▶ [Records for the task]
'''

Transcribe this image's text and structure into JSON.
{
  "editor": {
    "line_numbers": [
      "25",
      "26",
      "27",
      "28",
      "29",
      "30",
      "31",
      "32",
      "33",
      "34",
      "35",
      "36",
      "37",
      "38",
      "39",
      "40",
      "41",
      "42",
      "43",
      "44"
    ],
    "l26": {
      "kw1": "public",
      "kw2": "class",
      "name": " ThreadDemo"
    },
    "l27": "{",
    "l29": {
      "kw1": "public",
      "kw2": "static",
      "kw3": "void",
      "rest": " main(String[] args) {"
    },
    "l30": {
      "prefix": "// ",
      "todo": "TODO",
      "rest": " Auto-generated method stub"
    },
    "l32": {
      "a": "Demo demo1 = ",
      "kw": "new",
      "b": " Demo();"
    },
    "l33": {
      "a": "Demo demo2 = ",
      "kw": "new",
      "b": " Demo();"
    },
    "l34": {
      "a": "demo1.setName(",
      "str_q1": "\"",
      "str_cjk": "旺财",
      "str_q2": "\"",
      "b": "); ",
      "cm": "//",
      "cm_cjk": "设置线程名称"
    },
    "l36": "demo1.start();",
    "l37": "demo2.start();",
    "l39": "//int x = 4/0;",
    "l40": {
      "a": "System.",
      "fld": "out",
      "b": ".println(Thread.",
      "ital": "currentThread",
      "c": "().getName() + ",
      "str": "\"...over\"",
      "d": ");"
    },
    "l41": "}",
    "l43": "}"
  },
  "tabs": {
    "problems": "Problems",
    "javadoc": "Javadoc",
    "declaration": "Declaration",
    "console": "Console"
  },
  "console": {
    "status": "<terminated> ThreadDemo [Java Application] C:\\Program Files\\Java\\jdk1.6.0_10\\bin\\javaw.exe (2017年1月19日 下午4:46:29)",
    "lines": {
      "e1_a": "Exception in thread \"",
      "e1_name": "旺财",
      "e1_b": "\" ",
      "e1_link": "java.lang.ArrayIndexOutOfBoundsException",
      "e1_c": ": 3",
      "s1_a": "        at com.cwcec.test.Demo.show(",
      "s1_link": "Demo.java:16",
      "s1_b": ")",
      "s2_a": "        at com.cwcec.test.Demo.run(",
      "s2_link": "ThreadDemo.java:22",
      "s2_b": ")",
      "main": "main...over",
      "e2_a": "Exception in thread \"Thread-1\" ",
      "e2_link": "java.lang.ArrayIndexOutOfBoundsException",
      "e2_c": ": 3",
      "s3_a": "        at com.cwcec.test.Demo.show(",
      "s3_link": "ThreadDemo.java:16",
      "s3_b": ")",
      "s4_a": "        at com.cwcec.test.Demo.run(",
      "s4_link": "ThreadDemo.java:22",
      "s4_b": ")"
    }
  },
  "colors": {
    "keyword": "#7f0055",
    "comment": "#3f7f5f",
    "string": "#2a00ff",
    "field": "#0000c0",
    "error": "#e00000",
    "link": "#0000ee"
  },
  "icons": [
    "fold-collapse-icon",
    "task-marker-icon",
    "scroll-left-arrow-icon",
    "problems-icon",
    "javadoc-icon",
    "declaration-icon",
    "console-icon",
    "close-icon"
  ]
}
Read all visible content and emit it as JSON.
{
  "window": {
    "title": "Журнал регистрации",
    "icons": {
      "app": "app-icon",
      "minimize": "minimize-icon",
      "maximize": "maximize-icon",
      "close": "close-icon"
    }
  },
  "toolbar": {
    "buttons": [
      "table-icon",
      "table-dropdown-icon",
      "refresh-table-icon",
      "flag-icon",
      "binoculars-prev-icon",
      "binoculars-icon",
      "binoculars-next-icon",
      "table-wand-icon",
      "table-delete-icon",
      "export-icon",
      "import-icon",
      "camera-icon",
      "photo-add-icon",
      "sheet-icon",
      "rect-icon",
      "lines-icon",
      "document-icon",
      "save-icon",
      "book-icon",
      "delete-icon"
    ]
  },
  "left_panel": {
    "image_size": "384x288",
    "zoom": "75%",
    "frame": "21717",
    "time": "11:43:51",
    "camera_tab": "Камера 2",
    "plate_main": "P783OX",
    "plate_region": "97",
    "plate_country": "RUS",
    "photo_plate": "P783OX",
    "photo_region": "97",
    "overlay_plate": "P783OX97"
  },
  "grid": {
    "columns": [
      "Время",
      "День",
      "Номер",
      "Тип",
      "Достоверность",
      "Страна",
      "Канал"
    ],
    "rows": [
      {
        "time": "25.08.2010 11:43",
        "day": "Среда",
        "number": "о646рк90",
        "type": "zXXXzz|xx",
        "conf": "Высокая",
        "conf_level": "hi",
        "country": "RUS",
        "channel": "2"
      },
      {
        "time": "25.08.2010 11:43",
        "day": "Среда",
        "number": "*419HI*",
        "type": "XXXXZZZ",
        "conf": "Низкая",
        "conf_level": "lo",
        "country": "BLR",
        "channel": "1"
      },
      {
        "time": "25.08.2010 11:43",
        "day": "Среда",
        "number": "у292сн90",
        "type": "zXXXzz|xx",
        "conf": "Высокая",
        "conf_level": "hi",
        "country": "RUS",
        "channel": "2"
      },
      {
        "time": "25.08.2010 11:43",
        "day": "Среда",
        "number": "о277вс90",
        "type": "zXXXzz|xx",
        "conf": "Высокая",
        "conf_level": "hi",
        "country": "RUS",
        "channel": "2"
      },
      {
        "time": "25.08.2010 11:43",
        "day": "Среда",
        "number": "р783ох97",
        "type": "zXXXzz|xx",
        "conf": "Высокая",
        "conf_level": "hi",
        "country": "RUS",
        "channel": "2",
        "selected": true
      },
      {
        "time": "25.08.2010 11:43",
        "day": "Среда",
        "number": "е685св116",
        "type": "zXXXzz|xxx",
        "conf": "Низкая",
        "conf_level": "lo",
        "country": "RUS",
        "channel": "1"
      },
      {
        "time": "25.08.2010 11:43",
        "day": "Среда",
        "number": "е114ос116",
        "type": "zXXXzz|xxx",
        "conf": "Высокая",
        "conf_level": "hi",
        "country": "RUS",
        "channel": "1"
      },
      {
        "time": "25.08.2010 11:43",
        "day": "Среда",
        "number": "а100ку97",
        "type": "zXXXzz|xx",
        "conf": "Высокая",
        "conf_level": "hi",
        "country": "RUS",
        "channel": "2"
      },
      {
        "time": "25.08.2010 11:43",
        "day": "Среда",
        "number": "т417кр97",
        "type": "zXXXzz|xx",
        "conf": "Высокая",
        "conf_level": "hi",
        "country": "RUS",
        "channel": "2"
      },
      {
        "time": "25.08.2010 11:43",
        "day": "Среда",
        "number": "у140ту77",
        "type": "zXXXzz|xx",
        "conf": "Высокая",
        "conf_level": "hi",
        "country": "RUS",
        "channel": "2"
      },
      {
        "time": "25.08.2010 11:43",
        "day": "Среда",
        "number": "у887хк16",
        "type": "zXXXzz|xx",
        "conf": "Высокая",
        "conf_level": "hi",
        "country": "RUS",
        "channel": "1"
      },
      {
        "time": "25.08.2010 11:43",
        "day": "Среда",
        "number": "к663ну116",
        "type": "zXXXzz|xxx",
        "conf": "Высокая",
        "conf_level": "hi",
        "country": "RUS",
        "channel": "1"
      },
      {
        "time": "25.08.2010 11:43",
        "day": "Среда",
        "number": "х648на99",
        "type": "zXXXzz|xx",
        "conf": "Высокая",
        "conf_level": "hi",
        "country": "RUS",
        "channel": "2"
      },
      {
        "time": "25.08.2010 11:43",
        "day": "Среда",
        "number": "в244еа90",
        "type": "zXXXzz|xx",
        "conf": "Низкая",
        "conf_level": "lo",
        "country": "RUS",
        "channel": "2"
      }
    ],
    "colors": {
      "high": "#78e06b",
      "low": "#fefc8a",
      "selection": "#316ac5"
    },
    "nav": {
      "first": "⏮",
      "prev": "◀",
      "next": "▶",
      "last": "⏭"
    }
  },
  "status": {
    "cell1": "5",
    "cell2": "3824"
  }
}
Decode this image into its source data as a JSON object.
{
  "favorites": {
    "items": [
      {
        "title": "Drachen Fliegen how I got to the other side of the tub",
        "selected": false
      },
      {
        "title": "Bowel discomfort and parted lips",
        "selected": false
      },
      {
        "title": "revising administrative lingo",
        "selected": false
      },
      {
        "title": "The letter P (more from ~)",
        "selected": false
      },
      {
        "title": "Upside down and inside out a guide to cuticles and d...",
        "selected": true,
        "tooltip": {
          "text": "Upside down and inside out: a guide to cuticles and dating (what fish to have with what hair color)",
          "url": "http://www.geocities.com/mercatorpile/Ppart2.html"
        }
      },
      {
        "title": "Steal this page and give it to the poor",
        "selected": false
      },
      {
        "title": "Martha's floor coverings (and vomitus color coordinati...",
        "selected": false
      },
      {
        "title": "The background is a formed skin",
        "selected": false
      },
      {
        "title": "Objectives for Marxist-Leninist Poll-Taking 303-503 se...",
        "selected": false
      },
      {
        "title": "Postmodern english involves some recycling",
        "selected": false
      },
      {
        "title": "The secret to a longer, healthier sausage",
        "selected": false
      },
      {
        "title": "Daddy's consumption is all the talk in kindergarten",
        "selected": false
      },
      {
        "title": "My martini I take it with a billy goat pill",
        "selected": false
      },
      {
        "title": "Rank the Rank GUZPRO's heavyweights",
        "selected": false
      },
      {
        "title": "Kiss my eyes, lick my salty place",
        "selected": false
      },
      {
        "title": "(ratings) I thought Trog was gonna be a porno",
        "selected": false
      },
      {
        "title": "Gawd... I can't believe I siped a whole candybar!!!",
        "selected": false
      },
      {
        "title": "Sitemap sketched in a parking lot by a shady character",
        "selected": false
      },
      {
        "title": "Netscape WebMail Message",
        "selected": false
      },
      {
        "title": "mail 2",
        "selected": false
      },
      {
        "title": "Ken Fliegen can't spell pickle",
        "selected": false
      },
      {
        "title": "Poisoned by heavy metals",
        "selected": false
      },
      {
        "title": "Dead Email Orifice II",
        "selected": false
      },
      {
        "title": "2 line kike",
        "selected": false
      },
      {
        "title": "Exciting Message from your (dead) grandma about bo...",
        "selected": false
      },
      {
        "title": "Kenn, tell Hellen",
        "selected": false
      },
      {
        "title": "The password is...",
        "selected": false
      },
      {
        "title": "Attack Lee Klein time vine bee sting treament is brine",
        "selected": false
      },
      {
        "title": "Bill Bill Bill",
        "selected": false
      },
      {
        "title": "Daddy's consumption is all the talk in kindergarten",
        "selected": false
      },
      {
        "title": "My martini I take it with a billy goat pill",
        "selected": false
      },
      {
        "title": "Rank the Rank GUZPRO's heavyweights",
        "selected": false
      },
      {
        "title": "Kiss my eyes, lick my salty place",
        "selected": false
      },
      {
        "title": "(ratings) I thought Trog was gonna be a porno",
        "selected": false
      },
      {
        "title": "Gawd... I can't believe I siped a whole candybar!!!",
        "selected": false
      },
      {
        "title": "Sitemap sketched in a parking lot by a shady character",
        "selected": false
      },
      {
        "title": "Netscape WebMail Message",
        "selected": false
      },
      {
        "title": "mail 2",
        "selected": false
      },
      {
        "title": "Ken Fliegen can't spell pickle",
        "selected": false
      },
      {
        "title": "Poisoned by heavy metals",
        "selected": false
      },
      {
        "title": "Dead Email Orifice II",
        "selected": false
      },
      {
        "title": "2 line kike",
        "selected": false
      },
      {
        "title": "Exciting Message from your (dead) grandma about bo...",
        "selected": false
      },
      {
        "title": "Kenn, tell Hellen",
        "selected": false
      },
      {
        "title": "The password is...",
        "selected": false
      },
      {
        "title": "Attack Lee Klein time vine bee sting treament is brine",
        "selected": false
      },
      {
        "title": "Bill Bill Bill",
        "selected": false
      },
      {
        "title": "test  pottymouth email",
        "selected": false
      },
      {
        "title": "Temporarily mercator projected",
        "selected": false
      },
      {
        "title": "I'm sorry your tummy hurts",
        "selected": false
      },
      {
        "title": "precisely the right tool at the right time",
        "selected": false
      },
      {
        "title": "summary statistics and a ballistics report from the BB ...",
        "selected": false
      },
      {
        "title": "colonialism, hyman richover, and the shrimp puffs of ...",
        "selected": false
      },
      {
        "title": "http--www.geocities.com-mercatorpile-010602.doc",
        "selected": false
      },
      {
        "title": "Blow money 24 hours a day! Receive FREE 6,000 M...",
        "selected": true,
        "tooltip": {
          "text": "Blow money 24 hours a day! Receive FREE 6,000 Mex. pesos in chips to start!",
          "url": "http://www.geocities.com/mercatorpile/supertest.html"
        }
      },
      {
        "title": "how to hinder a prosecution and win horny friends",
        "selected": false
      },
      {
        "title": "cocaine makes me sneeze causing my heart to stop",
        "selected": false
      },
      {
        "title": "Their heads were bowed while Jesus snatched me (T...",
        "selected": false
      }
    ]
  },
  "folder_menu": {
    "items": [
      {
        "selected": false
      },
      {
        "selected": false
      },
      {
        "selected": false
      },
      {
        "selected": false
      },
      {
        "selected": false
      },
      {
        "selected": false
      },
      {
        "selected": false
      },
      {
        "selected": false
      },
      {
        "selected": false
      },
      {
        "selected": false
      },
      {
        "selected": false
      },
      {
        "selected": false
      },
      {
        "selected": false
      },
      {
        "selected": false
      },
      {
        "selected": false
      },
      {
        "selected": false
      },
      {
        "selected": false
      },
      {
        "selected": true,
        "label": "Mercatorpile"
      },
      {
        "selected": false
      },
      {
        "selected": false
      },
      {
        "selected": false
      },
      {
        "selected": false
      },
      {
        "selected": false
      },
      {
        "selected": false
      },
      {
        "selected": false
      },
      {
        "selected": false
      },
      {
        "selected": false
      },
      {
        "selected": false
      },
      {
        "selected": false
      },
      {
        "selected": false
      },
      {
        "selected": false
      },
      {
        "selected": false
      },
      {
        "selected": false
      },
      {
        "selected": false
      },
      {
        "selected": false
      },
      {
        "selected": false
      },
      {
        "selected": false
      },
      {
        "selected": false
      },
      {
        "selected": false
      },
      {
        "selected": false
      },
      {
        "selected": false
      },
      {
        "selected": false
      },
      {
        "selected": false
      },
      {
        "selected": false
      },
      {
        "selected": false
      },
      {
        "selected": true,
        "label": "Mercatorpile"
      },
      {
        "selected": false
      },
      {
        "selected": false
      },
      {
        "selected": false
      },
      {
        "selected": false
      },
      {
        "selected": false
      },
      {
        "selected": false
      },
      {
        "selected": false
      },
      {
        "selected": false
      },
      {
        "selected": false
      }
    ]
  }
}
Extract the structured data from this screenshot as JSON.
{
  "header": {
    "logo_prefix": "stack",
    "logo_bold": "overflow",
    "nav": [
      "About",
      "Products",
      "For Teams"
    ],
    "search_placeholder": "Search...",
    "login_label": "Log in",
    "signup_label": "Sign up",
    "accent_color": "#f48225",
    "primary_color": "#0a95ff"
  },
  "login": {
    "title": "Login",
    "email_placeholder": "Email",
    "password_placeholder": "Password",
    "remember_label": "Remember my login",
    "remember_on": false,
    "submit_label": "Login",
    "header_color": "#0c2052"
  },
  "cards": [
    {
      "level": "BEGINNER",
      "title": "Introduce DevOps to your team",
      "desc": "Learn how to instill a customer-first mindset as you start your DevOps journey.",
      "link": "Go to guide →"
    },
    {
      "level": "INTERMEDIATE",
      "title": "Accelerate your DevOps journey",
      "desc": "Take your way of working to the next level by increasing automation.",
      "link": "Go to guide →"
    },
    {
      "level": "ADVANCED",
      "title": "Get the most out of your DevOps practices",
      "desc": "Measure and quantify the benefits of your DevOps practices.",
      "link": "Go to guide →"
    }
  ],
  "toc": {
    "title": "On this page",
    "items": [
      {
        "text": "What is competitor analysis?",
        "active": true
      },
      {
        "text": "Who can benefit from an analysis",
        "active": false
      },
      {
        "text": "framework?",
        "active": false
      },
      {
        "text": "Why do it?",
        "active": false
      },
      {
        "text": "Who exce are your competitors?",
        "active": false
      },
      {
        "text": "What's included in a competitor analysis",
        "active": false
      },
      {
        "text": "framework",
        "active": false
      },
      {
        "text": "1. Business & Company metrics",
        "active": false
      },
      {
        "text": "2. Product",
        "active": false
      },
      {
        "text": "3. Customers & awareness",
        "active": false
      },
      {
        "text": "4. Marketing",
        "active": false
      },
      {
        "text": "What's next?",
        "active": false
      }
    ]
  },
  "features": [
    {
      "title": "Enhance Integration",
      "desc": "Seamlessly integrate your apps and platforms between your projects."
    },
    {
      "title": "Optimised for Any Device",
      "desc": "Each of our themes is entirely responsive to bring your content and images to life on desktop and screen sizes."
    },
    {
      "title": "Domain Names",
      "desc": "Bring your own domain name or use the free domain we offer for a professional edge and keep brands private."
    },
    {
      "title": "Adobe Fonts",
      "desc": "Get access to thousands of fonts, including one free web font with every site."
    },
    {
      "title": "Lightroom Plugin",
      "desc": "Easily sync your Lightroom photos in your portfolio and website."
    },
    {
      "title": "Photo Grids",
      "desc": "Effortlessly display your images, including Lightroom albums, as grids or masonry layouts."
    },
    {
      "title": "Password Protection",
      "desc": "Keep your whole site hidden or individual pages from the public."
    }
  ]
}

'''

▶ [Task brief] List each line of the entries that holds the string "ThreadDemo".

▶ [Response to the task]
      "name": " ThreadDemo"
    "status": "<terminated> ThreadDemo [Java Application] C:\\Program Files\\Java\\jdk1.6.0_10\\bin\\javaw.exe (2017年1月19日 下午4:46:29)",
      "s2_link": "ThreadDemo.java:22",
      "s3_link": "ThreadDemo.java:16",
      "s4_link": "ThreadDemo.java:22",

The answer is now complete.